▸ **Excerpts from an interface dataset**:
----------------------------------------
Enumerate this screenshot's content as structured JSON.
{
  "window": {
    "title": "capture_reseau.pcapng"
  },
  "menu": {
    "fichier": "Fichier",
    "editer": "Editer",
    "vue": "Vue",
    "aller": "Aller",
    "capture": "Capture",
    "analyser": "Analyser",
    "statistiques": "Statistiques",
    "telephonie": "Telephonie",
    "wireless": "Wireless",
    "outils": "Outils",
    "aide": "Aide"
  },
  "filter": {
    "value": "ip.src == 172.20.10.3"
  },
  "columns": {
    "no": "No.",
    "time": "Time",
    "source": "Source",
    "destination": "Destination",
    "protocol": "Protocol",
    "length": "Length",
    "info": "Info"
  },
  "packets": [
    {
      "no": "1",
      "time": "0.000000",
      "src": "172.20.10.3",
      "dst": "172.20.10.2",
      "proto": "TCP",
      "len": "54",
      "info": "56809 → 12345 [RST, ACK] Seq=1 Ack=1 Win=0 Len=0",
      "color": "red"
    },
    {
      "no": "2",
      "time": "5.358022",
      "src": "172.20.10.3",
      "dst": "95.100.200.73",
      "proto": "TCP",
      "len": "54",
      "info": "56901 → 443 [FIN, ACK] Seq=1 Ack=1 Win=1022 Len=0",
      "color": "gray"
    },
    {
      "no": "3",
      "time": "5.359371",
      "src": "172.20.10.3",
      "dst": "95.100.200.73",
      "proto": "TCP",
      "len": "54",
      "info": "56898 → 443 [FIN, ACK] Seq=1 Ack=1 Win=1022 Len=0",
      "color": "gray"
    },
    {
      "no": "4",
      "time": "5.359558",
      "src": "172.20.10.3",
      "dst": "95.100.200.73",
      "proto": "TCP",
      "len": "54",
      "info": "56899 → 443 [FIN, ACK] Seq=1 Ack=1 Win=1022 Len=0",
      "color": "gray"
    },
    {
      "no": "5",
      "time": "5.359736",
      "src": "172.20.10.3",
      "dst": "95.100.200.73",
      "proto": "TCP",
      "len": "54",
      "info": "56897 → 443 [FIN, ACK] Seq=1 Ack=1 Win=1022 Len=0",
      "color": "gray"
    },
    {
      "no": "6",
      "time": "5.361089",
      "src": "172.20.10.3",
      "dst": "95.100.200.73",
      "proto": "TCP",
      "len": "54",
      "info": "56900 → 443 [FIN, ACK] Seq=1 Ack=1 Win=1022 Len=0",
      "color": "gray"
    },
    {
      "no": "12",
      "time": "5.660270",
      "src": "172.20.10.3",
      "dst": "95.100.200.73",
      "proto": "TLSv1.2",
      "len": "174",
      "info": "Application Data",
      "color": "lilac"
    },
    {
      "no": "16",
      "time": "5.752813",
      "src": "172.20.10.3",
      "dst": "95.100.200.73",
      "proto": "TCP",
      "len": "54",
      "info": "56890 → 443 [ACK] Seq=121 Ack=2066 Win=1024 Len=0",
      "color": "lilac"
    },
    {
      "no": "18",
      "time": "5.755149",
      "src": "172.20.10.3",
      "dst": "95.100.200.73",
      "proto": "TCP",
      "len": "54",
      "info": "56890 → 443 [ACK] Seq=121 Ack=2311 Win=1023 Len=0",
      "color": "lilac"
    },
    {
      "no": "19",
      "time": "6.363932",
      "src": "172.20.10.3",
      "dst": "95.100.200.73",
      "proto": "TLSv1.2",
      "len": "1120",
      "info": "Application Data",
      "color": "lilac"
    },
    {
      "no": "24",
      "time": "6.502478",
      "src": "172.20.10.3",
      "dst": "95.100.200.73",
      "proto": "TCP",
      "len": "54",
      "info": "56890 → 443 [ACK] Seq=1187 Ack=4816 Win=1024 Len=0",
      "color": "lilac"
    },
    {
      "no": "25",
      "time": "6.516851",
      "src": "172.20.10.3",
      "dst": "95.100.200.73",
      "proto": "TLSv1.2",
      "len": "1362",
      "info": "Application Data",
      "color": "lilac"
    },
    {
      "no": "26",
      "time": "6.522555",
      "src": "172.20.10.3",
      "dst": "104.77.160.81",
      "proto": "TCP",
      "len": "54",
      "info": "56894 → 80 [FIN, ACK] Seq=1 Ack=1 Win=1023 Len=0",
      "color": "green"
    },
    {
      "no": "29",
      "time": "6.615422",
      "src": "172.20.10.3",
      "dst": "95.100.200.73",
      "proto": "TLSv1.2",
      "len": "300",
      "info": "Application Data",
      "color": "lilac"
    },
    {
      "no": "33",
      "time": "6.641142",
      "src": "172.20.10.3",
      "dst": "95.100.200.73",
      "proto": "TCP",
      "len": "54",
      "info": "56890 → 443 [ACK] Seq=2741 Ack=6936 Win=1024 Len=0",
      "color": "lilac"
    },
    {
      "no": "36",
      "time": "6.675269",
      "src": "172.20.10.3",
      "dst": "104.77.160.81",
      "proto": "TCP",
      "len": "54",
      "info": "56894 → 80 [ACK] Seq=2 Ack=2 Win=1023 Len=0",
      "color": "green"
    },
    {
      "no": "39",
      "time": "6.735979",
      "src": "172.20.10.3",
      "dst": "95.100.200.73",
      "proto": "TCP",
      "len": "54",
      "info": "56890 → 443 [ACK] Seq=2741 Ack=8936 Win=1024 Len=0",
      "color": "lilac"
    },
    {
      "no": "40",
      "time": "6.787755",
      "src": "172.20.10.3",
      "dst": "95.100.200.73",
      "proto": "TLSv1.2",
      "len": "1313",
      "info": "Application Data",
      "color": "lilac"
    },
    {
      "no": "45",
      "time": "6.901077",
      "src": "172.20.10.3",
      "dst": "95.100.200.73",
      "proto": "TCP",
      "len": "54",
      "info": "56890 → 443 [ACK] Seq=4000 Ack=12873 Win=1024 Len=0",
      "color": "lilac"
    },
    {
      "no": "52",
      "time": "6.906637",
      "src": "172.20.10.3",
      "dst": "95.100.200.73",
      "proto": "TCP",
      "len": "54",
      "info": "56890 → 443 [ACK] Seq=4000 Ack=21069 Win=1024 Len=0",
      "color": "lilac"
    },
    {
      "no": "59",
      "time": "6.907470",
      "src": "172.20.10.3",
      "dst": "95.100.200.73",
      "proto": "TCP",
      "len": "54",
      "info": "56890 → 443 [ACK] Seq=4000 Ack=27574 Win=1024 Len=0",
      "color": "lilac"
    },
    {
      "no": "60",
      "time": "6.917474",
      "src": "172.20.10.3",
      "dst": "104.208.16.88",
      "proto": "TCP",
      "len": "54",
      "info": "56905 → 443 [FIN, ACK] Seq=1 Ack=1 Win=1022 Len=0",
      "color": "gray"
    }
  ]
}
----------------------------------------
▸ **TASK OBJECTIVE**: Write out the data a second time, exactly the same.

▸ **TASK RESPONSE**:
Enumerate this screenshot's content as structured JSON.
{
  "window": {
    "title": "capture_reseau.pcapng"
  },
  "menu": {
    "fichier": "Fichier",
    "editer": "Editer",
    "vue": "Vue",
    "aller": "Aller",
    "capture": "Capture",
    "analyser": "Analyser",
    "statistiques": "Statistiques",
    "telephonie": "Telephonie",
    "wireless": "Wireless",
    "outils": "Outils",
    "aide": "Aide"
  },
  "filter": {
    "value": "ip.src == 172.20.10.3"
  },
  "columns": {
    "no": "No.",
    "time": "Time",
    "source": "Source",
    "destination": "Destination",
    "protocol": "Protocol",
    "length": "Length",
    "info": "Info"
  },
  "packets": [
    {
      "no": "1",
      "time": "0.000000",
      "src": "172.20.10.3",
      "dst": "172.20.10.2",
      "proto": "TCP",
      "len": "54",
      "info": "56809 → 12345 [RST, ACK] Seq=1 Ack=1 Win=0 Len=0",
      "color": "red"
    },
    {
      "no": "2",
      "time": "5.358022",
      "src": "172.20.10.3",
      "dst": "95.100.200.73",
      "proto": "TCP",
      "len": "54",
      "info": "56901 → 443 [FIN, ACK] Seq=1 Ack=1 Win=1022 Len=0",
      "color": "gray"
    },
    {
      "no": "3",
      "time": "5.359371",
      "src": "172.20.10.3",
      "dst": "95.100.200.73",
      "proto": "TCP",
      "len": "54",
      "info": "56898 → 443 [FIN, ACK] Seq=1 Ack=1 Win=1022 Len=0",
      "color": "gray"
    },
    {
      "no": "4",
      "time": "5.359558",
      "src": "172.20.10.3",
      "dst": "95.100.200.73",
      "proto": "TCP",
      "len": "54",
      "info": "56899 → 443 [FIN, ACK] Seq=1 Ack=1 Win=1022 Len=0",
      "color": "gray"
    },
    {
      "no": "5",
      "time": "5.359736",
      "src": "172.20.10.3",
      "dst": "95.100.200.73",
      "proto": "TCP",
      "len": "54",
      "info": "56897 → 443 [FIN, ACK] Seq=1 Ack=1 Win=1022 Len=0",
      "color": "gray"
    },
    {
      "no": "6",
      "time": "5.361089",
      "src": "172.20.10.3",
      "dst": "95.100.200.73",
      "proto": "TCP",
      "len": "54",
      "info": "56900 → 443 [FIN, ACK] Seq=1 Ack=1 Win=1022 Len=0",
      "color": "gray"
    },
    {
      "no": "12",
      "time": "5.660270",
      "src": "172.20.10.3",
      "dst": "95.100.200.73",
      "proto": "TLSv1.2",
      "len": "174",
      "info": "Application Data",
      "color": "lilac"
    },
    {
      "no": "16",
      "time": "5.752813",
      "src": "172.20.10.3",
      "dst": "95.100.200.73",
      "proto": "TCP",
      "len": "54",
      "info": "56890 → 443 [ACK] Seq=121 Ack=2066 Win=1024 Len=0",
      "color": "lilac"
    },
    {
      "no": "18",
      "time": "5.755149",
      "src": "172.20.10.3",
      "dst": "95.100.200.73",
      "proto": "TCP",
      "len": "54",
      "info": "56890 → 443 [ACK] Seq=121 Ack=2311 Win=1023 Len=0",
      "color": "lilac"
    },
    {
      "no": "19",
      "time": "6.363932",
      "src": "172.20.10.3",
      "dst": "95.100.200.73",
      "proto": "TLSv1.2",
      "len": "1120",
      "info": "Application Data",
      "color": "lilac"
    },
    {
      "no": "24",
      "time": "6.502478",
      "src": "172.20.10.3",
      "dst": "95.100.200.73",
      "proto": "TCP",
      "len": "54",
      "info": "56890 → 443 [ACK] Seq=1187 Ack=4816 Win=1024 Len=0",
      "color": "lilac"
    },
    {
      "no": "25",
      "time": "6.516851",
      "src": "172.20.10.3",
      "dst": "95.100.200.73",
      "proto": "TLSv1.2",
      "len": "1362",
      "info": "Application Data",
      "color": "lilac"
    },
    {
      "no": "26",
      "time": "6.522555",
      "src": "172.20.10.3",
      "dst": "104.77.160.81",
      "proto": "TCP",
      "len": "54",
      "info": "56894 → 80 [FIN, ACK] Seq=1 Ack=1 Win=1023 Len=0",
      "color": "green"
    },
    {
      "no": "29",
      "time": "6.615422",
      "src": "172.20.10.3",
      "dst": "95.100.200.73",
      "proto": "TLSv1.2",
      "len": "300",
      "info": "Application Data",
      "color": "lilac"
    },
    {
      "no": "33",
      "time": "6.641142",
      "src": "172.20.10.3",
      "dst": "95.100.200.73",
      "proto": "TCP",
      "len": "54",
      "info": "56890 → 443 [ACK] Seq=2741 Ack=6936 Win=1024 Len=0",
      "color": "lilac"
    },
    {
      "no": "36",
      "time": "6.675269",
      "src": "172.20.10.3",
      "dst": "104.77.160.81",
      "proto": "TCP",
      "len": "54",
      "info": "56894 → 80 [ACK] Seq=2 Ack=2 Win=1023 Len=0",
      "color": "green"
    },
    {
      "no": "39",
      "time": "6.735979",
      "src": "172.20.10.3",
      "dst": "95.100.200.73",
      "proto": "TCP",
      "len": "54",
      "info": "56890 → 443 [ACK] Seq=2741 Ack=8936 Win=1024 Len=0",
      "color": "lilac"
    },
    {
      "no": "40",
      "time": "6.787755",
      "src": "172.20.10.3",
      "dst": "95.100.200.73",
      "proto": "TLSv1.2",
      "len": "1313",
      "info": "Application Data",
      "color": "lilac"
    },
    {
      "no": "45",
      "time": "6.901077",
      "src": "172.20.10.3",
      "dst": "95.100.200.73",
      "proto": "TCP",
      "len": "54",
      "info": "56890 → 443 [ACK] Seq=4000 Ack=12873 Win=1024 Len=0",
      "color": "lilac"
    },
    {
      "no": "52",
      "time": "6.906637",
      "src": "172.20.10.3",
      "dst": "95.100.200.73",
      "proto": "TCP",
      "len": "54",
      "info": "56890 → 443 [ACK] Seq=4000 Ack=21069 Win=1024 Len=0",
      "color": "lilac"
    },
    {
      "no": "59",
      "time": "6.907470",
      "src": "172.20.10.3",
      "dst": "95.100.200.73",
      "proto": "TCP",
      "len": "54",
      "info": "56890 → 443 [ACK] Seq=4000 Ack=27574 Win=1024 Len=0",
      "color": "lilac"
    },
    {
      "no": "60",
      "time": "6.917474",
      "src": "172.20.10.3",
      "dst": "104.208.16.88",
      "proto": "TCP",
      "len": "54",
      "info": "56905 → 443 [FIN, ACK] Seq=1 Ack=1 Win=1022 Len=0",
      "color": "gray"
    }
  ]
}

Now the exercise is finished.